The teamwork paid off: The Red Cross provided extra cots from its shelter. Church organizations donated hot food. Other shelters in the area delivered their extra supplies and toiletries, enough to sustain evacuees for the first night. The Rainbow/PUSH Coalition, Jackson and Fields lent their connections in order to open doors and get needed services. Fields is the coalition’s national president.
Northern Louisiana universities contributed to help Grambling put together a shelter for the arriving evacuees. "We are merely a resource available to them in this time of need that is more than willing to assist them in getting them through the transition," said Ernest L. Pickens Sr., Grambling’s vice president for student affairs and enrollment management.

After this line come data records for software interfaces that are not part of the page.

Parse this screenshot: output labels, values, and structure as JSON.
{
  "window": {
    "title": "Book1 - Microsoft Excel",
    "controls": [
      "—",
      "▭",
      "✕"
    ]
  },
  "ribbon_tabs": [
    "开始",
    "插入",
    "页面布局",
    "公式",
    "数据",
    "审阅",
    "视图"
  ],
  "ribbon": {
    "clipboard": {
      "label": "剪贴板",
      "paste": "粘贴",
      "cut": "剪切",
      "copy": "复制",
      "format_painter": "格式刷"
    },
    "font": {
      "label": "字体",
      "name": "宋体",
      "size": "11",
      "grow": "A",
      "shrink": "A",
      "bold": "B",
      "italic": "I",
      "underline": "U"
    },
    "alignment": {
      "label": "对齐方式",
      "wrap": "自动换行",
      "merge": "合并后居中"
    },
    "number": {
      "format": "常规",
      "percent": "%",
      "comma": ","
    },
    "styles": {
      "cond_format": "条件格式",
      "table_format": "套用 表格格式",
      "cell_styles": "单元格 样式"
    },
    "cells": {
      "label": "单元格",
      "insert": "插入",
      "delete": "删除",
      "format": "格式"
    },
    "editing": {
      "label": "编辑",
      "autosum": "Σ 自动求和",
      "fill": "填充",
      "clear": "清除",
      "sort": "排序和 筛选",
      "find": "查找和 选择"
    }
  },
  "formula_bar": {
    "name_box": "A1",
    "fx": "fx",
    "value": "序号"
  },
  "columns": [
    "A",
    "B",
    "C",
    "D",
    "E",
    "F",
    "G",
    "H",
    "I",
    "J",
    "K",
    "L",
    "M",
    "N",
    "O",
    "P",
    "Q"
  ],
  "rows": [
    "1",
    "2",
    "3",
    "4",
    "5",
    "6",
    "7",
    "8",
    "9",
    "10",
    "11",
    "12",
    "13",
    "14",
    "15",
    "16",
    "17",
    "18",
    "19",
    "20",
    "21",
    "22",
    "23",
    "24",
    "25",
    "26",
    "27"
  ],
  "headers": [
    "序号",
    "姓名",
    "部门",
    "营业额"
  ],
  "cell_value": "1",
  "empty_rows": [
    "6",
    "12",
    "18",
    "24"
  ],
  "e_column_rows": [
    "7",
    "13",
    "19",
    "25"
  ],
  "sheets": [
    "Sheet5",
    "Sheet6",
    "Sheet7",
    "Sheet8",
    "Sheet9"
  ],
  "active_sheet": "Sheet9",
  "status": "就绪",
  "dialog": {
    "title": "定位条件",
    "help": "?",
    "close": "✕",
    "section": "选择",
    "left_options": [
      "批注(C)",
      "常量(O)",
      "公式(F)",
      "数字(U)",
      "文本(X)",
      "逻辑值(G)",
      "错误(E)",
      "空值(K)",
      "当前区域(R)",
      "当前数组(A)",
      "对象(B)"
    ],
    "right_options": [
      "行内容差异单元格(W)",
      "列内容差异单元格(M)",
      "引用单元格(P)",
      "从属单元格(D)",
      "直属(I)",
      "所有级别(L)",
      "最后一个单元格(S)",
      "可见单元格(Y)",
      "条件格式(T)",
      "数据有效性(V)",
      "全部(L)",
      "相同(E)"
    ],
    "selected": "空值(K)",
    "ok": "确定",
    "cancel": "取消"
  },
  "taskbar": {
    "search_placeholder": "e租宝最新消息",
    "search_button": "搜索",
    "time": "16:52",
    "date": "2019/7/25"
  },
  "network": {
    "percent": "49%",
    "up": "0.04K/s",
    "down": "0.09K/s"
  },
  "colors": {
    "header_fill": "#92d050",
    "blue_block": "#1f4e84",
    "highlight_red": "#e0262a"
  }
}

"We are not in this for glory. We are in this because it is the right thing to do." "These students are courageous and this is an experience they will never forget," said Jackson as he greeted students stepping off the buses to safety at Southern. "They held on to hope and had the strength and determination to survive." By late Sept. 2, volunteers were shuttling students to Western Union, the bus station and airport, to banks and to Wal-Mart and helping them reunite with families. "I could not have asked for better student, staff and community support and participation," said Bradley, the Xavier facilities director. "I’m wearing dry clothes, because people gave them to me." Next, students must decide whether to wait for school to reopen or enroll in another college.
According to an advisory posted on the official Web site Sept. 2, Xavier officials have been organizing to resume instruction Jan. 4, with the students reporting to the same classes for which they are registered this fall.

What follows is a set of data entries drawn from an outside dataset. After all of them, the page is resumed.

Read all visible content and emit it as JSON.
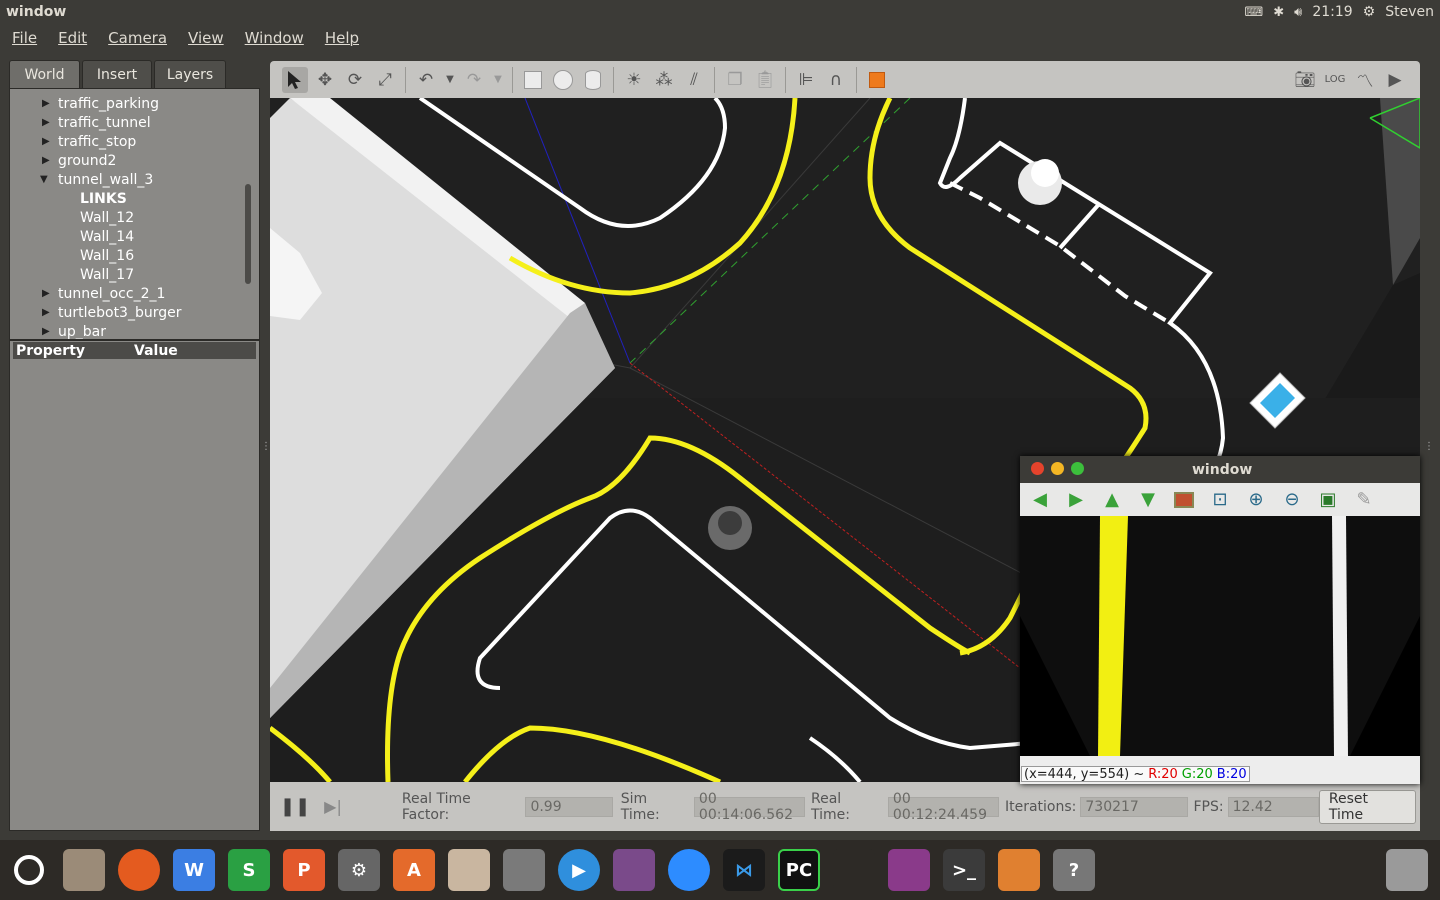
{
  "topbar": {
    "title": "window",
    "clock": "21:19",
    "user": "Steven",
    "icons": [
      "keyboard-icon",
      "bluetooth-icon",
      "volume-icon",
      "settings-gear-icon"
    ]
  },
  "menu": [
    "File",
    "Edit",
    "Camera",
    "View",
    "Window",
    "Help"
  ],
  "left_panel": {
    "tabs": [
      "World",
      "Insert",
      "Layers"
    ],
    "active_tab": "World",
    "tree": [
      {
        "label": "traffic_parking",
        "expandable": true,
        "expanded": false,
        "level": 0
      },
      {
        "label": "traffic_tunnel",
        "expandable": true,
        "expanded": false,
        "level": 0
      },
      {
        "label": "traffic_stop",
        "expandable": true,
        "expanded": false,
        "level": 0
      },
      {
        "label": "ground2",
        "expandable": true,
        "expanded": false,
        "level": 0
      },
      {
        "label": "tunnel_wall_3",
        "expandable": true,
        "expanded": true,
        "level": 0
      },
      {
        "label": "LINKS",
        "expandable": false,
        "level": 1,
        "bold": true
      },
      {
        "label": "Wall_12",
        "expandable": false,
        "level": 1
      },
      {
        "label": "Wall_14",
        "expandable": false,
        "level": 1
      },
      {
        "label": "Wall_16",
        "expandable": false,
        "level": 1
      },
      {
        "label": "Wall_17",
        "expandable": false,
        "level": 1
      },
      {
        "label": "tunnel_occ_2_1",
        "expandable": true,
        "expanded": false,
        "level": 0
      },
      {
        "label": "turtlebot3_burger",
        "expandable": true,
        "expanded": false,
        "level": 0
      },
      {
        "label": "up_bar",
        "expandable": true,
        "expanded": false,
        "level": 0
      }
    ],
    "property_header": {
      "property": "Property",
      "value": "Value"
    }
  },
  "toolbar": {
    "left_tools": [
      "select-arrow-icon",
      "translate-icon",
      "rotate-icon",
      "scale-icon",
      "undo-icon",
      "undo-dropdown-icon",
      "redo-icon",
      "redo-dropdown-icon",
      "box-shape-icon",
      "sphere-shape-icon",
      "cylinder-shape-icon",
      "point-light-icon",
      "spot-light-icon",
      "directional-light-icon",
      "copy-icon",
      "paste-icon",
      "align-icon",
      "snap-magnet-icon",
      "view-angle-icon"
    ],
    "right_tools": [
      "screenshot-camera-icon",
      "log-icon",
      "plot-icon",
      "record-video-icon"
    ]
  },
  "bottom_bar": {
    "rtf_label": "Real Time Factor:",
    "rtf_value": "0.99",
    "sim_time_label": "Sim Time:",
    "sim_time_value": "00 00:14:06.562",
    "real_time_label": "Real Time:",
    "real_time_value": "00 00:12:24.459",
    "iterations_label": "Iterations:",
    "iterations_value": "730217",
    "fps_label": "FPS:",
    "fps_value": "12.42",
    "reset_button": "Reset Time"
  },
  "cv_window": {
    "title": "window",
    "tools": [
      "pan-left-icon",
      "pan-right-icon",
      "pan-up-icon",
      "pan-down-icon",
      "zoom-image-icon",
      "zoom-fit-icon",
      "zoom-in-icon",
      "zoom-out-icon",
      "save-icon",
      "properties-icon"
    ],
    "status_coords": "(x=444, y=554) ~",
    "status_r": "R:20",
    "status_g": "G:20",
    "status_b": "B:20",
    "colors": {
      "r": "#e00000",
      "g": "#00a000",
      "b": "#0000e0"
    }
  },
  "dock": {
    "items": [
      {
        "name": "ubuntu-logo-icon",
        "glyph": "",
        "color": "#2d2a26"
      },
      {
        "name": "files-icon",
        "glyph": "",
        "color": "#8a7a6a"
      },
      {
        "name": "firefox-icon",
        "glyph": "",
        "color": "#e45b1f"
      },
      {
        "name": "wps-writer-icon",
        "glyph": "W",
        "color": "#3b7ee3"
      },
      {
        "name": "wps-spreadsheet-icon",
        "glyph": "S",
        "color": "#2aa043"
      },
      {
        "name": "wps-presentation-icon",
        "glyph": "P",
        "color": "#e3592c"
      },
      {
        "name": "system-tools-icon",
        "glyph": "",
        "color": "#555"
      },
      {
        "name": "software-center-icon",
        "glyph": "A",
        "color": "#e46a2b"
      },
      {
        "name": "mixer-icon",
        "glyph": "",
        "color": "#c9b6a0"
      },
      {
        "name": "image-viewer-icon",
        "glyph": "",
        "color": "#6a6a6a"
      },
      {
        "name": "media-player-icon",
        "glyph": "",
        "color": "#2f8fdd"
      },
      {
        "name": "video-editor-icon",
        "glyph": "",
        "color": "#7a4a8a"
      },
      {
        "name": "zoom-app-icon",
        "glyph": "",
        "color": "#2d8cff"
      },
      {
        "name": "vscode-icon",
        "glyph": "",
        "color": "#1b1b1b"
      },
      {
        "name": "pycharm-icon",
        "glyph": "PC",
        "color": "#111"
      },
      {
        "name": "window-switcher-icon",
        "glyph": "",
        "color": "#2d2a26"
      },
      {
        "name": "app-window-icon",
        "glyph": "",
        "color": "#8a3a8a"
      },
      {
        "name": "terminal-icon",
        "glyph": ">_",
        "color": "#3b3b3b"
      },
      {
        "name": "gazebo-icon",
        "glyph": "",
        "color": "#e08030"
      },
      {
        "name": "unknown-app-icon",
        "glyph": "?",
        "color": "#777"
      },
      {
        "name": "trash-icon",
        "glyph": "",
        "color": "#2d2a26"
      }
    ]
  }
}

"The academic calendar will be revised and adjusted, so that students will be able to complete two semesters prior to the opening of the Fall 2006 semester," it said. "There will be a brief break between the semesters. Commencement exercises, originally scheduled for May 13, 2006, will be held in early August 2006." The release urges students who wish to take courses at other institutions this fall to enroll in courses for which they are not currently scheduled, since they will be going into the second week of classes in January.
Warren Bell, associate vice president for media relations, relayed this statement from Francis, Xavier’s president: "I’m glad they are safely out of there. I’m also proud of the staff that stayed with the students as well, and they should be commended also." Widely circulated news reports said Francis initially stayed at his home at the campus, and had not been heard from. The reports sparked concerns that he was missing. However, Francis had to move to a hotel in Baton Rouge, where he was working to get help for his staff and students. Bell had been in contact Francis by cell phone.
Xavier officials used their emergency Web site to announce plans to reopen campus on Jan. 4. The recovery plan includes extending the school year so that students may complete two semesters before fall 2006, allowing seniors to graduate only a few months behind schedule.
Uncertain about return
For many other evacuees who rode out the storm with Xavierites, the future is uncertain.
"I don’t know what I’m going to do. The only thing I have are these three bags," said Mayo, the New Orleans resident, as she laid out her clothes to dry and removed soggy food from her children’s backpacks.
Tregre said that he knows that parents are angry, and the university has already been criticized for not getting the students off campus before the storm. But he said the university made the right decision to keep those unable to evacuate together on campus.
"We did what we had to do, with no effective away to communicate through cell phones or radios, and we had a sufficient stockpile of food and water to provide for the kids," he said. "We were faced with a challenge, and as a team we stood with our students until the end." "In the end, the only thing that matters is that their children are all safe," he said.